Examining the Efficacy and Use of Ceftazidime-Avibactam for Multidrug-Resistant Infections

A retrospective study sought answers about infection treatment with the combination antimicrobial ceftazidime-avibactam.

Ceftazidime-avibactam is being used to treat a range of difference multidrug-resistant infections across US medical centers, according to a new report in Open Forum Infectious Diseases.

A team of investigators retrospectively examined 203 adult patients between 2015 and 2019 at 6 US medical centers in order to describe the clinical characteristics, microbiology, and outcomes of patients treated with ceftazidime-avibactam for a range of multidrug-resistant, gram-negative infections. Ceftazidime-avibactam, which is a combination antimicrobial consisting of an antipseudomonal cephalosporin and a novel non- β-lactam β-lactamase inhibitor. Real-world analyses of the efficacy of ceftazidime-avibactam for multidrug resistant infections are limited, hence the need for the study, wrote the investigators.

The study authors only included the initial ceftazidime-avibactam course during their study period, where they collected demographic, clinical, microbiological and treatment data from the electronic medical records.

Almost half of the patients (45.8%) resided in skilled nursing facilities prior to hospital admissions or were transferred from outside hospitals.
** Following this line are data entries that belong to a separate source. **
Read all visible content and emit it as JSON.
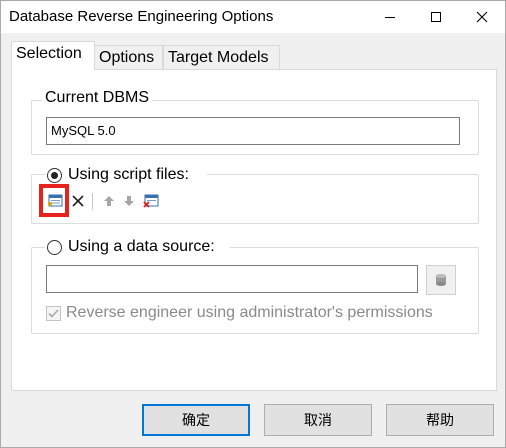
{
  "window": {
    "title": "Database Reverse Engineering Options",
    "controls": {
      "minimize_icon": "minimize-icon",
      "maximize_icon": "maximize-icon",
      "close_icon": "close-icon"
    }
  },
  "tabs": [
    {
      "label": "Selection",
      "active": true
    },
    {
      "label": "Options",
      "active": false
    },
    {
      "label": "Target Models",
      "active": false
    }
  ],
  "dbms": {
    "group_label": "Current DBMS",
    "value": "MySQL 5.0"
  },
  "script_files": {
    "radio_label": "Using script files:",
    "selected": true,
    "toolbar": [
      "add-files-icon",
      "delete-icon",
      "move-up-icon",
      "move-down-icon",
      "clear-all-icon"
    ]
  },
  "data_source": {
    "radio_label": "Using a data source:",
    "selected": false,
    "value": "",
    "permissions_label": "Reverse engineer using administrator's permissions",
    "permissions_checked": true,
    "permissions_enabled": false
  },
  "buttons": {
    "ok": "确定",
    "cancel": "取消",
    "help": "帮助"
  },
  "colors": {
    "highlight": "#e8211b",
    "default_button_border": "#0078d7"
  }
}
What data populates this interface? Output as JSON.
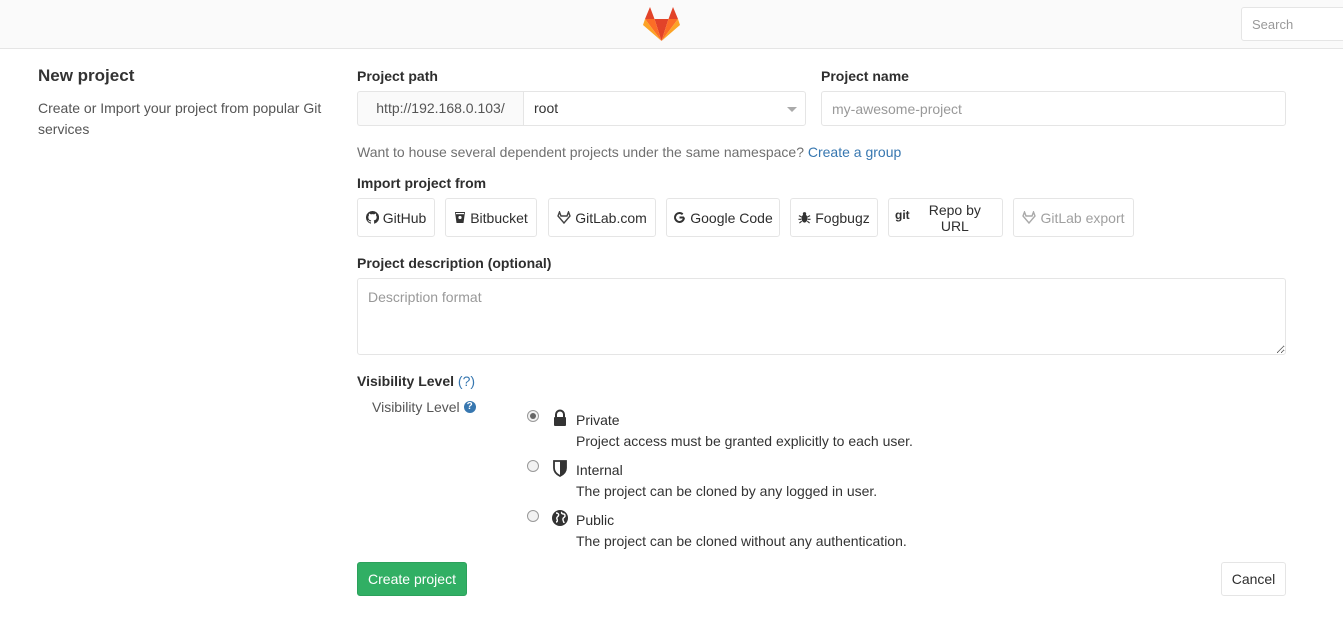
{
  "header": {
    "search_placeholder": "Search"
  },
  "sidebar": {
    "title": "New project",
    "description": "Create or Import your project from popular Git services"
  },
  "form": {
    "project_path_label": "Project path",
    "path_prefix": "http://192.168.0.103/",
    "namespace": "root",
    "project_name_label": "Project name",
    "project_name_placeholder": "my-awesome-project",
    "group_hint": "Want to house several dependent projects under the same namespace?",
    "create_group_link": "Create a group",
    "import_label": "Import project from",
    "import_sources": [
      {
        "label": "GitHub",
        "icon": "github-icon"
      },
      {
        "label": "Bitbucket",
        "icon": "bitbucket-icon"
      },
      {
        "label": "GitLab.com",
        "icon": "gitlab-icon"
      },
      {
        "label": "Google Code",
        "icon": "google-icon"
      },
      {
        "label": "Fogbugz",
        "icon": "bug-icon"
      },
      {
        "label": "Repo by URL",
        "icon": "git-icon",
        "icon_text": "git"
      },
      {
        "label": "GitLab export",
        "icon": "gitlab-icon"
      }
    ],
    "description_label": "Project description (optional)",
    "description_placeholder": "Description format",
    "visibility_label": "Visibility Level",
    "visibility_help": "(?)",
    "visibility_sub_label": "Visibility Level",
    "visibility_options": [
      {
        "title": "Private",
        "desc": "Project access must be granted explicitly to each user.",
        "icon": "lock-icon",
        "selected": true
      },
      {
        "title": "Internal",
        "desc": "The project can be cloned by any logged in user.",
        "icon": "shield-icon",
        "selected": false
      },
      {
        "title": "Public",
        "desc": "The project can be cloned without any authentication.",
        "icon": "globe-icon",
        "selected": false
      }
    ],
    "create_label": "Create project",
    "cancel_label": "Cancel"
  },
  "colors": {
    "accent_green": "#31af64",
    "link_blue": "#3777b0",
    "logo_orange": "#fc6d26",
    "logo_red": "#e24329"
  }
}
Additionally, a majority of the patients had a 90-day history of hospitalization or systemic antibiotic exposure (74.4% and 77.3%, respectively), the study authors noted. Half of the patients were categorized as having a high severity of illness at infection onset, residing in the ICU.

The most common infection sources the investigators included in their retrospective analysis were respiratory (37.3%), urinary (19.7%) and intra-abdominal (18.7%). A majority of the infections were hospital-acquired and had a median time from admission to infection onset of 3 days.

Ceftazidime-avibactam was used to treat 63 patients with Pseudomonas spp. infections, a majority of which had a respiratory tract source, the investigators learned. The most common reason for treatment with ceftazidime-avibactam in these cases was co-infection with multidrug-resistant infections and cefepime resistance, or failure in hospitals that did not carry ceftazidime on the formulary, the study authors explained.

Composite clinical failure and 30-day mortality occurred in 29.1% and 17.2% of patients, respectively, the investigators determined. From the group of 101 patients admitted from a home setting, 29 and 10 required new nursing home placement or inpatient rehabilitation following discharge, respectively.

The highest rates of clinical failure and 30-day mortality were recorded in patients with primary bacteremia (70% and 40%, respectively) and respiratory tract infection (42.1% and 27.6%, respectively) the investigators reported. The lowest rates were found among patients with intra-abdominal (13.2% and 5.3%, respectively) and urinary tract infections (15% and 7.5%, respectively).

In general, the introduction of ceftazidime-avibactam combination therapy did not impact overall clinical failure in the overall patient population, the study authors said, or even among high-risk subgroups including the primary bacteremia, respiratory tract source, or ICU residence at infection onset patients.

A potential drug-related adverse effect was observed in 17 patients, or 8.4%, the investigators said. Of those patients, 10 developed acute kidney injury while receiving ceftazidime-avibactam; 9 of those were receiving concomitant nephrotoxic agents around the same time of the event.

The investigators also noted 3 patients developed Clostridioides diff associated diarrhea (of whom 2 received ceftazidime-avibactam combination therapy). Furthermore, 2 patients had a rash and 1 patient each experienced a possible drug-related neutropenia and gastrointestinal intolerance.

“Antimicrobial resistance in gram-negative pathogens has now reached a critical point and many infections are no longer easily treated with carbapenems, the previous drugs of choice,” the study authors concluded. “We conducted this study to evaluate the epidemiology and outcomes of patients treated with ceftazidime-avibactam from across the US for a range of multidrug-resistant gram-negative pathogens. By some measures, ceftazidime-avibactam treatment appeared to be both effective and safe.”